====== Records ======

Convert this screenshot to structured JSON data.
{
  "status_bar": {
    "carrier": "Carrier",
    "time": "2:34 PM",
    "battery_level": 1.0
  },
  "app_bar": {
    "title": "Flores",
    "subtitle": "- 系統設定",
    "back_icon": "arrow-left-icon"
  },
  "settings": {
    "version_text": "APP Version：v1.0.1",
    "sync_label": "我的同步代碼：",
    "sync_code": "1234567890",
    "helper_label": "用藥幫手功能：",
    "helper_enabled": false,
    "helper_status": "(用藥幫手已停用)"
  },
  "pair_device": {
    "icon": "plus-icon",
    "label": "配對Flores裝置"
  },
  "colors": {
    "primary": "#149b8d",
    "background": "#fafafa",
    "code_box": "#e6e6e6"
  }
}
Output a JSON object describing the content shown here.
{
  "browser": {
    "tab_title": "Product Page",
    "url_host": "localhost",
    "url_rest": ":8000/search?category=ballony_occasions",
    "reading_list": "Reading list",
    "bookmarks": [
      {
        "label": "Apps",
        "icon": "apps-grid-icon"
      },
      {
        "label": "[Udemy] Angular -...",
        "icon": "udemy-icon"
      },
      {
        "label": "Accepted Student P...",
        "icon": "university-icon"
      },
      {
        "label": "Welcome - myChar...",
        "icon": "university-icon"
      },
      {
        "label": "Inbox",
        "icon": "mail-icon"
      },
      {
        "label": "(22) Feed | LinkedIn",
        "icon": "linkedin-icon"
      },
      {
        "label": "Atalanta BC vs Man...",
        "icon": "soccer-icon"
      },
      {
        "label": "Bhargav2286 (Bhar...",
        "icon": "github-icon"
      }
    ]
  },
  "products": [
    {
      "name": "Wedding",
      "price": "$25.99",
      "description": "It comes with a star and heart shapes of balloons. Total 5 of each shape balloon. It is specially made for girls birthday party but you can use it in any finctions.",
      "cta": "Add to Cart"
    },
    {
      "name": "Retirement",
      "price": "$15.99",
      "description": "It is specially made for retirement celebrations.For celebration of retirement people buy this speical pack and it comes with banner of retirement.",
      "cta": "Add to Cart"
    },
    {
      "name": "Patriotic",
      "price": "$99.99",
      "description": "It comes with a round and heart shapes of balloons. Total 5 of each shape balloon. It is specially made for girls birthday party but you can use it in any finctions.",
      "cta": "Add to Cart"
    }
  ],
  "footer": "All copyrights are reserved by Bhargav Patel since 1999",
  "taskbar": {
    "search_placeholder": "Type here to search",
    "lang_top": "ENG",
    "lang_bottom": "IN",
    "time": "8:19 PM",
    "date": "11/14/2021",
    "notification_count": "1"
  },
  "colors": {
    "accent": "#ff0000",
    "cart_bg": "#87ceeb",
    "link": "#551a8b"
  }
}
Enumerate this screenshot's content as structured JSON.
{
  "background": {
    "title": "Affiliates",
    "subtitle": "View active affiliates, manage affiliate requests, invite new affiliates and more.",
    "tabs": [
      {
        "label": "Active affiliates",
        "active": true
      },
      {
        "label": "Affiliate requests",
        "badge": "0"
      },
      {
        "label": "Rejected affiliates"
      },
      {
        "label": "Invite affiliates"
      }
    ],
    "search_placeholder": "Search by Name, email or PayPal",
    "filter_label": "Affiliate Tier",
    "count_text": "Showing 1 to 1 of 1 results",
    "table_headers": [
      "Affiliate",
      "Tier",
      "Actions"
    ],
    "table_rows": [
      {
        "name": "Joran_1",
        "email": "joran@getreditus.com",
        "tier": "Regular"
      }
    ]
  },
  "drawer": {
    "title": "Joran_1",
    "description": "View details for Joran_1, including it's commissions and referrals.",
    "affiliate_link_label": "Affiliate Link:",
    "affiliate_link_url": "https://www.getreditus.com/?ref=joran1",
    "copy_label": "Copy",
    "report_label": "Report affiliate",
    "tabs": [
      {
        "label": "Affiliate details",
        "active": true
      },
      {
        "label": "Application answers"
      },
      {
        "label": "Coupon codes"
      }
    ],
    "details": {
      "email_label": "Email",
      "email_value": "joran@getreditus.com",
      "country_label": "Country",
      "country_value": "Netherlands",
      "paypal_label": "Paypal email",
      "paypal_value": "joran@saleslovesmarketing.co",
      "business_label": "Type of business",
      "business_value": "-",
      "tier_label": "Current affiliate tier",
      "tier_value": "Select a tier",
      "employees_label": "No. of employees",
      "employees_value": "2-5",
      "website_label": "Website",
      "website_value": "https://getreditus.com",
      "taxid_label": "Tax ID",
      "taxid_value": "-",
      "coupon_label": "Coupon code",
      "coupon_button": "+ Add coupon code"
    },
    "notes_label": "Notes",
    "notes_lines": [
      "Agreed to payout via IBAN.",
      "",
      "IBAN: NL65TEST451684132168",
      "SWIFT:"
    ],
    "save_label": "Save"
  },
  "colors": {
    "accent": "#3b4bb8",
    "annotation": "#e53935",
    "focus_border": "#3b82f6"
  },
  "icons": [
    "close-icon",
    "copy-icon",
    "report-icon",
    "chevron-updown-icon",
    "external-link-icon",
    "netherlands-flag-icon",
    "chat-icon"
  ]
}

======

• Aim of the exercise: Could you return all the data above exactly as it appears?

• Finished exercise:
Convert this screenshot to structured JSON data.
{
  "status_bar": {
    "carrier": "Carrier",
    "time": "2:34 PM",
    "battery_level": 1.0
  },
  "app_bar": {
    "title": "Flores",
    "subtitle": "- 系統設定",
    "back_icon": "arrow-left-icon"
  },
  "settings": {
    "version_text": "APP Version：v1.0.1",
    "sync_label": "我的同步代碼：",
    "sync_code": "1234567890",
    "helper_label": "用藥幫手功能：",
    "helper_enabled": false,
    "helper_status": "(用藥幫手已停用)"
  },
  "pair_device": {
    "icon": "plus-icon",
    "label": "配對Flores裝置"
  },
  "colors": {
    "primary": "#149b8d",
    "background": "#fafafa",
    "code_box": "#e6e6e6"
  }
}
Output a JSON object describing the content shown here.
{
  "browser": {
    "tab_title": "Product Page",
    "url_host": "localhost",
    "url_rest": ":8000/search?category=ballony_occasions",
    "reading_list": "Reading list",
    "bookmarks": [
      {
        "label": "Apps",
        "icon": "apps-grid-icon"
      },
      {
        "label": "[Udemy] Angular -...",
        "icon": "udemy-icon"
      },
      {
        "label": "Accepted Student P...",
        "icon": "university-icon"
      },
      {
        "label": "Welcome - myChar...",
        "icon": "university-icon"
      },
      {
        "label": "Inbox",
        "icon": "mail-icon"
      },
      {
        "label": "(22) Feed | LinkedIn",
        "icon": "linkedin-icon"
      },
      {
        "label": "Atalanta BC vs Man...",
        "icon": "soccer-icon"
      },
      {
        "label": "Bhargav2286 (Bhar...",
        "icon": "github-icon"
      }
    ]
  },
  "products": [
    {
      "name": "Wedding",
      "price": "$25.99",
      "description": "It comes with a star and heart shapes of balloons. Total 5 of each shape balloon. It is specially made for girls birthday party but you can use it in any finctions.",
      "cta": "Add to Cart"
    },
    {
      "name": "Retirement",
      "price": "$15.99",
      "description": "It is specially made for retirement celebrations.For celebration of retirement people buy this speical pack and it comes with banner of retirement.",
      "cta": "Add to Cart"
    },
    {
      "name": "Patriotic",
      "price": "$99.99",
      "description": "It comes with a round and heart shapes of balloons. Total 5 of each shape balloon. It is specially made for girls birthday party but you can use it in any finctions.",
      "cta": "Add to Cart"
    }
  ],
  "footer": "All copyrights are reserved by Bhargav Patel since 1999",
  "taskbar": {
    "search_placeholder": "Type here to search",
    "lang_top": "ENG",
    "lang_bottom": "IN",
    "time": "8:19 PM",
    "date": "11/14/2021",
    "notification_count": "1"
  },
  "colors": {
    "accent": "#ff0000",
    "cart_bg": "#87ceeb",
    "link": "#551a8b"
  }
}
Enumerate this screenshot's content as structured JSON.
{
  "background": {
    "title": "Affiliates",
    "subtitle": "View active affiliates, manage affiliate requests, invite new affiliates and more.",
    "tabs": [
      {
        "label": "Active affiliates",
        "active": true
      },
      {
        "label": "Affiliate requests",
        "badge": "0"
      },
      {
        "label": "Rejected affiliates"
      },
      {
        "label": "Invite affiliates"
      }
    ],
    "search_placeholder": "Search by Name, email or PayPal",
    "filter_label": "Affiliate Tier",
    "count_text": "Showing 1 to 1 of 1 results",
    "table_headers": [
      "Affiliate",
      "Tier",
      "Actions"
    ],
    "table_rows": [
      {
        "name": "Joran_1",
        "email": "joran@getreditus.com",
        "tier": "Regular"
      }
    ]
  },
  "drawer": {
    "title": "Joran_1",
    "description": "View details for Joran_1, including it's commissions and referrals.",
    "affiliate_link_label": "Affiliate Link:",
    "affiliate_link_url": "https://www.getreditus.com/?ref=joran1",
    "copy_label": "Copy",
    "report_label": "Report affiliate",
    "tabs": [
      {
        "label": "Affiliate details",
        "active": true
      },
      {
        "label": "Application answers"
      },
      {
        "label": "Coupon codes"
      }
    ],
    "details": {
      "email_label": "Email",
      "email_value": "joran@getreditus.com",
      "country_label": "Country",
      "country_value": "Netherlands",
      "paypal_label": "Paypal email",
      "paypal_value": "joran@saleslovesmarketing.co",
      "business_label": "Type of business",
      "business_value": "-",
      "tier_label": "Current affiliate tier",
      "tier_value": "Select a tier",
      "employees_label": "No. of employees",
      "employees_value": "2-5",
      "website_label": "Website",
      "website_value": "https://getreditus.com",
      "taxid_label": "Tax ID",
      "taxid_value": "-",
      "coupon_label": "Coupon code",
      "coupon_button": "+ Add coupon code"
    },
    "notes_label": "Notes",
    "notes_lines": [
      "Agreed to payout via IBAN.",
      "",
      "IBAN: NL65TEST451684132168",
      "SWIFT:"
    ],
    "save_label": "Save"
  },
  "colors": {
    "accent": "#3b4bb8",
    "annotation": "#e53935",
    "focus_border": "#3b82f6"
  },
  "icons": [
    "close-icon",
    "copy-icon",
    "report-icon",
    "chevron-updown-icon",
    "external-link-icon",
    "netherlands-flag-icon",
    "chat-icon"
  ]
}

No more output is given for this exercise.